### [PROBLEM TO SOLVE]
Every entry below must be reproduced exactly.

[Extracted records]
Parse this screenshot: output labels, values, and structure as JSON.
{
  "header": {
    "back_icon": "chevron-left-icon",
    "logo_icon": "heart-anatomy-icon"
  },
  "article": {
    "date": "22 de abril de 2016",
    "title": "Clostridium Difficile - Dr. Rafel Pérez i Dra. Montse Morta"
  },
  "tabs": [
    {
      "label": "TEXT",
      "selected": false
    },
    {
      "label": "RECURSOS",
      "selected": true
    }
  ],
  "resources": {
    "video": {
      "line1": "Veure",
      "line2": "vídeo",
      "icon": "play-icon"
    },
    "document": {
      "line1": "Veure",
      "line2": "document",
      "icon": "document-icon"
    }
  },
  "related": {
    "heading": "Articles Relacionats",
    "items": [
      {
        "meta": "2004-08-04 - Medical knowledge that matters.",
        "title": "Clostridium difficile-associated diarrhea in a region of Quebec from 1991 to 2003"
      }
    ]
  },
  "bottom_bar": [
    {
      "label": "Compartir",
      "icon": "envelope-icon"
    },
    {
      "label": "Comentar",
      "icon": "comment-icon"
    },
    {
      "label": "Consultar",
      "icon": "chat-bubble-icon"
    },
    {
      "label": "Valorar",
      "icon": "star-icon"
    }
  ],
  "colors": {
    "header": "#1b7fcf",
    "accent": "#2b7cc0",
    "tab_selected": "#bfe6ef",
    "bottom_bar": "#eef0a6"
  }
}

### [TASK RESULT]
Parse this screenshot: output labels, values, and structure as JSON.
{
  "header": {
    "back_icon": "chevron-left-icon",
    "logo_icon": "heart-anatomy-icon"
  },
  "article": {
    "date": "22 de abril de 2016",
    "title": "Clostridium Difficile - Dr. Rafel Pérez i Dra. Montse Morta"
  },
  "tabs": [
    {
      "label": "TEXT",
      "selected": false
    },
    {
      "label": "RECURSOS",
      "selected": true
    }
  ],
  "resources": {
    "video": {
      "line1": "Veure",
      "line2": "vídeo",
      "icon": "play-icon"
    },
    "document": {
      "line1": "Veure",
      "line2": "document",
      "icon": "document-icon"
    }
  },
  "related": {
    "heading": "Articles Relacionats",
    "items": [
      {
        "meta": "2004-08-04 - Medical knowledge that matters.",
        "title": "Clostridium difficile-associated diarrhea in a region of Quebec from 1991 to 2003"
      }
    ]
  },
  "bottom_bar": [
    {
      "label": "Compartir",
      "icon": "envelope-icon"
    },
    {
      "label": "Comentar",
      "icon": "comment-icon"
    },
    {
      "label": "Consultar",
      "icon": "chat-bubble-icon"
    },
    {
      "label": "Valorar",
      "icon": "star-icon"
    }
  ],
  "colors": {
    "header": "#1b7fcf",
    "accent": "#2b7cc0",
    "tab_selected": "#bfe6ef",
    "bottom_bar": "#eef0a6"
  }
}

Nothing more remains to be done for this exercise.